It is for this reason that we chose to focus on the martial, cultural, and spiritual arts of the samurai and create Samurai of Culture to share this heritage with the world.
Our logo is based on a kamon – a Japanese family crest. Instead of using the historic crest of the Shimazu clan we decided to create a new design taking inspiration from some of the cultural experiences included in this course.
The swallows are taken from the Jigen-ryu kata empi (literally: swallow’s flight). Empi is the first kata learned in Jigen-ryu, but it also contains all of the movements of the most advanced dan techniques.
The four half moon shapes are taken from the motifs found on either side of the strings on the body of Satsuma Biwa.
The interlocking “C” shapes represent the sukashi-bori openwork that Satsuma-ware pottery is famous for. They also represent “C” for culture.
Finally the centre of the design is intended to look like the cross in a circle kamon of the Shimazu clan – a design well known to everyone in Kagoshima, and representative of the 800 years of history that the influential family has in the region.
Alex Bradshaw has dedicated the last 25 years of his life to traditional Japanese swordsmanship, and has lived in Kagoshima, Japan, for almost 20 years. Fluent in Japanese, Alex has also spent years studying many other aspects of traditional Japanese culture. He has an in-depth knowledge of the history of the Satsuma region, particularly its traditional culture.
Born in Kagoshima Prefecture. As a planning and operations manager, Chisato regularly organizes events. She works as a translator and writer, and has worked on a number of translation projects for both private and government sectors.She is currently focusing on inbound tourism development projects. In her private life, she is a voracious reader, reading over 200 books a year, and holds regular book readings in Kagoshima City.

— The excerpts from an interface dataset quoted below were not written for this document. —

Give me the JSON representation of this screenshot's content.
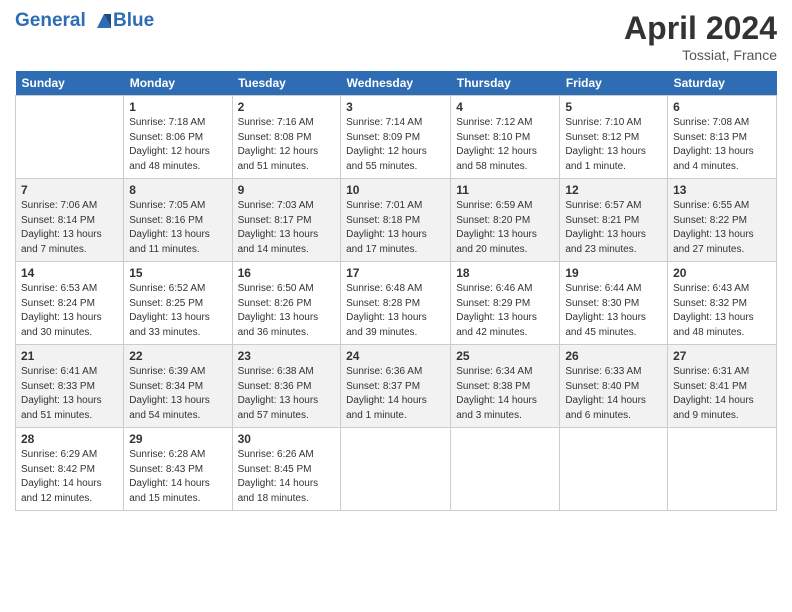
{
  "header": {
    "logo_line1": "General",
    "logo_line2": "Blue",
    "month_year": "April 2024",
    "location": "Tossiat, France"
  },
  "columns": [
    "Sunday",
    "Monday",
    "Tuesday",
    "Wednesday",
    "Thursday",
    "Friday",
    "Saturday"
  ],
  "weeks": [
    [
      {
        "day": "",
        "sunrise": "",
        "sunset": "",
        "daylight": ""
      },
      {
        "day": "1",
        "sunrise": "Sunrise: 7:18 AM",
        "sunset": "Sunset: 8:06 PM",
        "daylight": "Daylight: 12 hours and 48 minutes."
      },
      {
        "day": "2",
        "sunrise": "Sunrise: 7:16 AM",
        "sunset": "Sunset: 8:08 PM",
        "daylight": "Daylight: 12 hours and 51 minutes."
      },
      {
        "day": "3",
        "sunrise": "Sunrise: 7:14 AM",
        "sunset": "Sunset: 8:09 PM",
        "daylight": "Daylight: 12 hours and 55 minutes."
      },
      {
        "day": "4",
        "sunrise": "Sunrise: 7:12 AM",
        "sunset": "Sunset: 8:10 PM",
        "daylight": "Daylight: 12 hours and 58 minutes."
      },
      {
        "day": "5",
        "sunrise": "Sunrise: 7:10 AM",
        "sunset": "Sunset: 8:12 PM",
        "daylight": "Daylight: 13 hours and 1 minute."
      },
      {
        "day": "6",
        "sunrise": "Sunrise: 7:08 AM",
        "sunset": "Sunset: 8:13 PM",
        "daylight": "Daylight: 13 hours and 4 minutes."
      }
    ],
    [
      {
        "day": "7",
        "sunrise": "Sunrise: 7:06 AM",
        "sunset": "Sunset: 8:14 PM",
        "daylight": "Daylight: 13 hours and 7 minutes."
      },
      {
        "day": "8",
        "sunrise": "Sunrise: 7:05 AM",
        "sunset": "Sunset: 8:16 PM",
        "daylight": "Daylight: 13 hours and 11 minutes."
      },
      {
        "day": "9",
        "sunrise": "Sunrise: 7:03 AM",
        "sunset": "Sunset: 8:17 PM",
        "daylight": "Daylight: 13 hours and 14 minutes."
      },
      {
        "day": "10",
        "sunrise": "Sunrise: 7:01 AM",
        "sunset": "Sunset: 8:18 PM",
        "daylight": "Daylight: 13 hours and 17 minutes."
      },
      {
        "day": "11",
        "sunrise": "Sunrise: 6:59 AM",
        "sunset": "Sunset: 8:20 PM",
        "daylight": "Daylight: 13 hours and 20 minutes."
      },
      {
        "day": "12",
        "sunrise": "Sunrise: 6:57 AM",
        "sunset": "Sunset: 8:21 PM",
        "daylight": "Daylight: 13 hours and 23 minutes."
      },
      {
        "day": "13",
        "sunrise": "Sunrise: 6:55 AM",
        "sunset": "Sunset: 8:22 PM",
        "daylight": "Daylight: 13 hours and 27 minutes."
      }
    ],
    [
      {
        "day": "14",
        "sunrise": "Sunrise: 6:53 AM",
        "sunset": "Sunset: 8:24 PM",
        "daylight": "Daylight: 13 hours and 30 minutes."
      },
      {
        "day": "15",
        "sunrise": "Sunrise: 6:52 AM",
        "sunset": "Sunset: 8:25 PM",
        "daylight": "Daylight: 13 hours and 33 minutes."
      },
      {
        "day": "16",
        "sunrise": "Sunrise: 6:50 AM",
        "sunset": "Sunset: 8:26 PM",
        "daylight": "Daylight: 13 hours and 36 minutes."
      },
      {
        "day": "17",
        "sunrise": "Sunrise: 6:48 AM",
        "sunset": "Sunset: 8:28 PM",
        "daylight": "Daylight: 13 hours and 39 minutes."
      },
      {
        "day": "18",
        "sunrise": "Sunrise: 6:46 AM",
        "sunset": "Sunset: 8:29 PM",
        "daylight": "Daylight: 13 hours and 42 minutes."
      },
      {
        "day": "19",
        "sunrise": "Sunrise: 6:44 AM",
        "sunset": "Sunset: 8:30 PM",
        "daylight": "Daylight: 13 hours and 45 minutes."
      },
      {
        "day": "20",
        "sunrise": "Sunrise: 6:43 AM",
        "sunset": "Sunset: 8:32 PM",
        "daylight": "Daylight: 13 hours and 48 minutes."
      }
    ],
    [
      {
        "day": "21",
        "sunrise": "Sunrise: 6:41 AM",
        "sunset": "Sunset: 8:33 PM",
        "daylight": "Daylight: 13 hours and 51 minutes."
      },
      {
        "day": "22",
        "sunrise": "Sunrise: 6:39 AM",
        "sunset": "Sunset: 8:34 PM",
        "daylight": "Daylight: 13 hours and 54 minutes."
      },
      {
        "day": "23",
        "sunrise": "Sunrise: 6:38 AM",
        "sunset": "Sunset: 8:36 PM",
        "daylight": "Daylight: 13 hours and 57 minutes."
      },
      {
        "day": "24",
        "sunrise": "Sunrise: 6:36 AM",
        "sunset": "Sunset: 8:37 PM",
        "daylight": "Daylight: 14 hours and 1 minute."
      },
      {
        "day": "25",
        "sunrise": "Sunrise: 6:34 AM",
        "sunset": "Sunset: 8:38 PM",
        "daylight": "Daylight: 14 hours and 3 minutes."
      },
      {
        "day": "26",
        "sunrise": "Sunrise: 6:33 AM",
        "sunset": "Sunset: 8:40 PM",
        "daylight": "Daylight: 14 hours and 6 minutes."
      },
      {
        "day": "27",
        "sunrise": "Sunrise: 6:31 AM",
        "sunset": "Sunset: 8:41 PM",
        "daylight": "Daylight: 14 hours and 9 minutes."
      }
    ],
    [
      {
        "day": "28",
        "sunrise": "Sunrise: 6:29 AM",
        "sunset": "Sunset: 8:42 PM",
        "daylight": "Daylight: 14 hours and 12 minutes."
      },
      {
        "day": "29",
        "sunrise": "Sunrise: 6:28 AM",
        "sunset": "Sunset: 8:43 PM",
        "daylight": "Daylight: 14 hours and 15 minutes."
      },
      {
        "day": "30",
        "sunrise": "Sunrise: 6:26 AM",
        "sunset": "Sunset: 8:45 PM",
        "daylight": "Daylight: 14 hours and 18 minutes."
      },
      {
        "day": "",
        "sunrise": "",
        "sunset": "",
        "daylight": ""
      },
      {
        "day": "",
        "sunrise": "",
        "sunset": "",
        "daylight": ""
      },
      {
        "day": "",
        "sunrise": "",
        "sunset": "",
        "daylight": ""
      },
      {
        "day": "",
        "sunrise": "",
        "sunset": "",
        "daylight": ""
      }
    ]
  ]
}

With over 20 years experience as a TV journalist, Okabe has made some of Japan’s iconic documentary programs, including “Dawn of Gaia”, “The Non-Fiction”, and “The Scoop”. Okabe is owner of luxury hotel Zenagi, located in Nagano prefecture, and works as a consultant on regional development with a focus on tourism development.
The fifteenth generation Chin Jukan is a Satsuma-ware ceramicist and owner of the Chin Jukan Kiln.
Chief Priest at Kagoshima Shrine, Yamashite Tsuyoshi is one of Japan's leading players of Satsuma Biwa.
Thirteenth generation headmaster of the Jigen-ryu school of swordsmanship and Chairman of the Jigen-ryu Togo Foundation.
Both a tea master and master swordsman, Arimura Hiroyasu is the Museum Director of the Jigen-ryu Historical Records Museum.
Master swordsman, performer of shigin style poetry, and sushi chef, Shirasaka Koichi is a descendent of the samurai who escaped the Battle of Sekigahara with Shimazu Yoshihiro.
A monk in both the Jodo Shinshu and Shingon traditions, Shimotsu Jiryu is also a Jigen-ryu swordsman and a keen archer.